After a recent Wednesday night practice, he studied until 3 a.m. for an exam later in the day in his "Issues in Courts and Prison" class. It was worth it. He said he got an A.
Williams will graduate in December with a degree in sociology. As one of 170 Campbell Trophy semifinalists, he's a candidate to receive an $18,000 postgraduate scholarship.
That would be nice to apply to his next educational goal of earning a master's degree in organizational leadership.
But first he'll focus on becoming a firefighter.
"A lot of people have helped me in my life, so I want to give back to others, and I think that's the best way to do it," Williams said. "There's also the brotherhood. As football is winding down, that's something I don't want to lose."
NORTHERN ARIZONA (3-2, 1-1) AT SACRAMENTO STATE (3-3, 2-0)
Where: Hornet Stadium (21,195)
When: 6:05 p.m.
Lumberjacks at a glance: Northern Arizona has relied on its Big Sky Conference-best defense that has scored more touchdowns (six) than the offense (five). Senior running back Zach Bauman, who rushed for 246 yards in a 27-26 win over the Hornets in 2011 and is trying for his fourth 1,000-yard rushing season, is finding the going tough this year since the graduation of quarterback Cary Grossart, a former Folsom High standout. Bauman has rushed for 422 yards he had just 26 in last Saturday's 36-7 loss to Montana State as teams key on him. Sophomore Kyren Poe has thrown five interceptions and just two touchdown passes.
Hornets at a glance: Quarterback Garrett Safron is coming off a 312-yard, three-touchdown passing performance in a 37-21 win over Northern Colorado that earned him Big Sky Offensive Player of the Week honors. DeAndre Carter is tied for the Football Championship Subdivision lead with 10 touchdown catches and also has run for a 12-yard score. True freshman Jordan Robinson and 230-pound junior Brandon Kellermann (Bella Vista High School, Sierra College) made their debuts as a running back tandem last week. They give the Hornets an intriguing one-two punch of speed and power, combining for 154 rushing yards and a touchdown. Robinson also had three catches for 62 yards.
Series: Northern Arizona leads 9-7. Sacramento State won 40-10 in Flagstaff, Ariz., in 2010. The following year, NAU won 27-26 in Sacramento. The teams did not play last season.
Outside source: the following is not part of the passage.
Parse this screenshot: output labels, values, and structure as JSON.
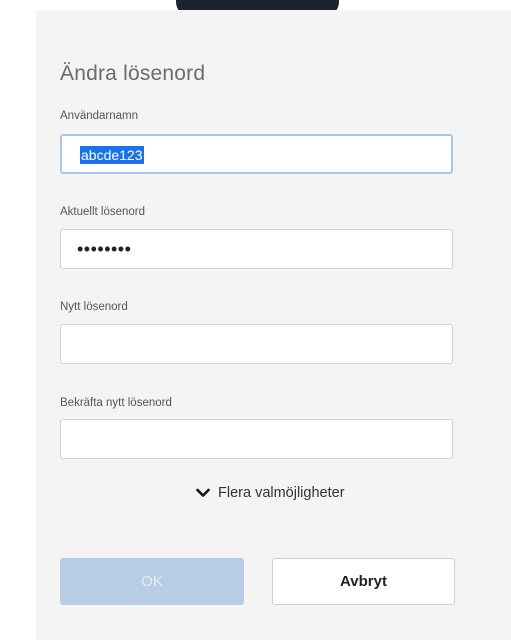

TODAY'S OTHER AREA GAMES
UC Davis: vs. Montana, 4 p.m., 1140
Stanford: at Utah, 3 p.m., PAC12, 1050
Cal: at UCLA, 7:30 p.m., ESPN2, 810, 950
Call The Bee's Bill Paterson, (916) 326-5506.